- _Material for this task_
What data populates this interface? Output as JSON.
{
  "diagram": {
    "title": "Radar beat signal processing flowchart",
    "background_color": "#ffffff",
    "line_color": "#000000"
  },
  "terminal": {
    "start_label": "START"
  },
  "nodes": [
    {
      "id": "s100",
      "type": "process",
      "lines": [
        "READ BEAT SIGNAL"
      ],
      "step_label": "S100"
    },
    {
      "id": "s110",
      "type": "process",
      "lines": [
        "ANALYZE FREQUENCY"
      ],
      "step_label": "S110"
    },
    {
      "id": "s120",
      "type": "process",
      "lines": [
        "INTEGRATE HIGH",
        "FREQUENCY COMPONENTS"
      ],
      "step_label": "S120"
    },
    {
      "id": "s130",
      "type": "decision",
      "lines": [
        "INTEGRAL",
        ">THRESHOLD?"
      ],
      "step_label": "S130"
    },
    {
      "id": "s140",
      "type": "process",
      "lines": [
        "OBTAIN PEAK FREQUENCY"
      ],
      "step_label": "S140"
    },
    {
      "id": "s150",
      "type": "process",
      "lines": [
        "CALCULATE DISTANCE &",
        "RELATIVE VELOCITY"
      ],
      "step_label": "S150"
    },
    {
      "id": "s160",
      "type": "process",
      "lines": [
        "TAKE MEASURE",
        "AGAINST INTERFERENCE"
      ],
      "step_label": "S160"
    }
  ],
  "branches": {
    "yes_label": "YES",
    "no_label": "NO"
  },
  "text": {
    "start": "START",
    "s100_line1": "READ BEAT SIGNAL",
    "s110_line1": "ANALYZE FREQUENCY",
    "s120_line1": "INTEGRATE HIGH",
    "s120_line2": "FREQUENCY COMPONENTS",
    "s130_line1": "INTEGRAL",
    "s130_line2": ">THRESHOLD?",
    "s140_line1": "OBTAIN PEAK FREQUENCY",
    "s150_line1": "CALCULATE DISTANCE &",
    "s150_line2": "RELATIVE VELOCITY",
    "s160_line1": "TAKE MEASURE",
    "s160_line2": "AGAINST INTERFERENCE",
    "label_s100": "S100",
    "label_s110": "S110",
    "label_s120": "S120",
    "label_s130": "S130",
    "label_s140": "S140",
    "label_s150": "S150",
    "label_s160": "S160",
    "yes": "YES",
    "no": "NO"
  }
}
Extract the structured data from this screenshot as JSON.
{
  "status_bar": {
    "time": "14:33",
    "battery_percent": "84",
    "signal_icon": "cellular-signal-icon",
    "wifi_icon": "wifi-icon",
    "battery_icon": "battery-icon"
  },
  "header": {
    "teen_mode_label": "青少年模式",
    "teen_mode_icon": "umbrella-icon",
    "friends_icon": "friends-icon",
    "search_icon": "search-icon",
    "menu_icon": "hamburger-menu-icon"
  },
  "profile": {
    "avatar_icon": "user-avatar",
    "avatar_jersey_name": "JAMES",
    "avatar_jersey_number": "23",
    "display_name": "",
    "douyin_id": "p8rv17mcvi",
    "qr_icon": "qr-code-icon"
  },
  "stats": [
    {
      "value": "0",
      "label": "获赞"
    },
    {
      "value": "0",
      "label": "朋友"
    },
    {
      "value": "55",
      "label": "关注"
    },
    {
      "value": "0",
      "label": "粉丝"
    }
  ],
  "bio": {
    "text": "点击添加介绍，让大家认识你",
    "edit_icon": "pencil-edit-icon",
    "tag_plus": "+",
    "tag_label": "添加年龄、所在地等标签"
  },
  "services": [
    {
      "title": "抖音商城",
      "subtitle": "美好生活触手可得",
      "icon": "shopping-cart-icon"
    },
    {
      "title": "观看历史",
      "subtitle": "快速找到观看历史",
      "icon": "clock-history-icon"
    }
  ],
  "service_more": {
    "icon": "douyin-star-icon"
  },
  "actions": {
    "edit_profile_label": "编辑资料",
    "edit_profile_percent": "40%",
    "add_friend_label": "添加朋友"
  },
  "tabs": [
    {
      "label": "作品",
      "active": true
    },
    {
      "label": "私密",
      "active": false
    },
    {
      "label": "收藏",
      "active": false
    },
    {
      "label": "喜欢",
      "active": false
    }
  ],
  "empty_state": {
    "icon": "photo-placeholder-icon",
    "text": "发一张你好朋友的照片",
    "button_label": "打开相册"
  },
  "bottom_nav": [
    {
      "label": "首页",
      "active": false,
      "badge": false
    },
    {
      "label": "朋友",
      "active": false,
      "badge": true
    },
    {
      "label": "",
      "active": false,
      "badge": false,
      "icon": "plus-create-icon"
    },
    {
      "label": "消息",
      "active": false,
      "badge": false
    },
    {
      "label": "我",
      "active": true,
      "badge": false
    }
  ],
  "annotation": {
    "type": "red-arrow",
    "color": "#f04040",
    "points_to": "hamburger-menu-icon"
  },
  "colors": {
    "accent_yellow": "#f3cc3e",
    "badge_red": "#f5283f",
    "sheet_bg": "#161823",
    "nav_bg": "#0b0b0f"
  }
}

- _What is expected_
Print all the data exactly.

- _Task result_
What data populates this interface? Output as JSON.
{
  "diagram": {
    "title": "Radar beat signal processing flowchart",
    "background_color": "#ffffff",
    "line_color": "#000000"
  },
  "terminal": {
    "start_label": "START"
  },
  "nodes": [
    {
      "id": "s100",
      "type": "process",
      "lines": [
        "READ BEAT SIGNAL"
      ],
      "step_label": "S100"
    },
    {
      "id": "s110",
      "type": "process",
      "lines": [
        "ANALYZE FREQUENCY"
      ],
      "step_label": "S110"
    },
    {
      "id": "s120",
      "type": "process",
      "lines": [
        "INTEGRATE HIGH",
        "FREQUENCY COMPONENTS"
      ],
      "step_label": "S120"
    },
    {
      "id": "s130",
      "type": "decision",
      "lines": [
        "INTEGRAL",
        ">THRESHOLD?"
      ],
      "step_label": "S130"
    },
    {
      "id": "s140",
      "type": "process",
      "lines": [
        "OBTAIN PEAK FREQUENCY"
      ],
      "step_label": "S140"
    },
    {
      "id": "s150",
      "type": "process",
      "lines": [
        "CALCULATE DISTANCE &",
        "RELATIVE VELOCITY"
      ],
      "step_label": "S150"
    },
    {
      "id": "s160",
      "type": "process",
      "lines": [
        "TAKE MEASURE",
        "AGAINST INTERFERENCE"
      ],
      "step_label": "S160"
    }
  ],
  "branches": {
    "yes_label": "YES",
    "no_label": "NO"
  },
  "text": {
    "start": "START",
    "s100_line1": "READ BEAT SIGNAL",
    "s110_line1": "ANALYZE FREQUENCY",
    "s120_line1": "INTEGRATE HIGH",
    "s120_line2": "FREQUENCY COMPONENTS",
    "s130_line1": "INTEGRAL",
    "s130_line2": ">THRESHOLD?",
    "s140_line1": "OBTAIN PEAK FREQUENCY",
    "s150_line1": "CALCULATE DISTANCE &",
    "s150_line2": "RELATIVE VELOCITY",
    "s160_line1": "TAKE MEASURE",
    "s160_line2": "AGAINST INTERFERENCE",
    "label_s100": "S100",
    "label_s110": "S110",
    "label_s120": "S120",
    "label_s130": "S130",
    "label_s140": "S140",
    "label_s150": "S150",
    "label_s160": "S160",
    "yes": "YES",
    "no": "NO"
  }
}
Extract the structured data from this screenshot as JSON.
{
  "status_bar": {
    "time": "14:33",
    "battery_percent": "84",
    "signal_icon": "cellular-signal-icon",
    "wifi_icon": "wifi-icon",
    "battery_icon": "battery-icon"
  },
  "header": {
    "teen_mode_label": "青少年模式",
    "teen_mode_icon": "umbrella-icon",
    "friends_icon": "friends-icon",
    "search_icon": "search-icon",
    "menu_icon": "hamburger-menu-icon"
  },
  "profile": {
    "avatar_icon": "user-avatar",
    "avatar_jersey_name": "JAMES",
    "avatar_jersey_number": "23",
    "display_name": "",
    "douyin_id": "p8rv17mcvi",
    "qr_icon": "qr-code-icon"
  },
  "stats": [
    {
      "value": "0",
      "label": "获赞"
    },
    {
      "value": "0",
      "label": "朋友"
    },
    {
      "value": "55",
      "label": "关注"
    },
    {
      "value": "0",
      "label": "粉丝"
    }
  ],
  "bio": {
    "text": "点击添加介绍，让大家认识你",
    "edit_icon": "pencil-edit-icon",
    "tag_plus": "+",
    "tag_label": "添加年龄、所在地等标签"
  },
  "services": [
    {
      "title": "抖音商城",
      "subtitle": "美好生活触手可得",
      "icon": "shopping-cart-icon"
    },
    {
      "title": "观看历史",
      "subtitle": "快速找到观看历史",
      "icon": "clock-history-icon"
    }
  ],
  "service_more": {
    "icon": "douyin-star-icon"
  },
  "actions": {
    "edit_profile_label": "编辑资料",
    "edit_profile_percent": "40%",
    "add_friend_label": "添加朋友"
  },
  "tabs": [
    {
      "label": "作品",
      "active": true
    },
    {
      "label": "私密",
      "active": false
    },
    {
      "label": "收藏",
      "active": false
    },
    {
      "label": "喜欢",
      "active": false
    }
  ],
  "empty_state": {
    "icon": "photo-placeholder-icon",
    "text": "发一张你好朋友的照片",
    "button_label": "打开相册"
  },
  "bottom_nav": [
    {
      "label": "首页",
      "active": false,
      "badge": false
    },
    {
      "label": "朋友",
      "active": false,
      "badge": true
    },
    {
      "label": "",
      "active": false,
      "badge": false,
      "icon": "plus-create-icon"
    },
    {
      "label": "消息",
      "active": false,
      "badge": false
    },
    {
      "label": "我",
      "active": true,
      "badge": false
    }
  ],
  "annotation": {
    "type": "red-arrow",
    "color": "#f04040",
    "points_to": "hamburger-menu-icon"
  },
  "colors": {
    "accent_yellow": "#f3cc3e",
    "badge_red": "#f5283f",
    "sheet_bg": "#161823",
    "nav_bg": "#0b0b0f"
  }
}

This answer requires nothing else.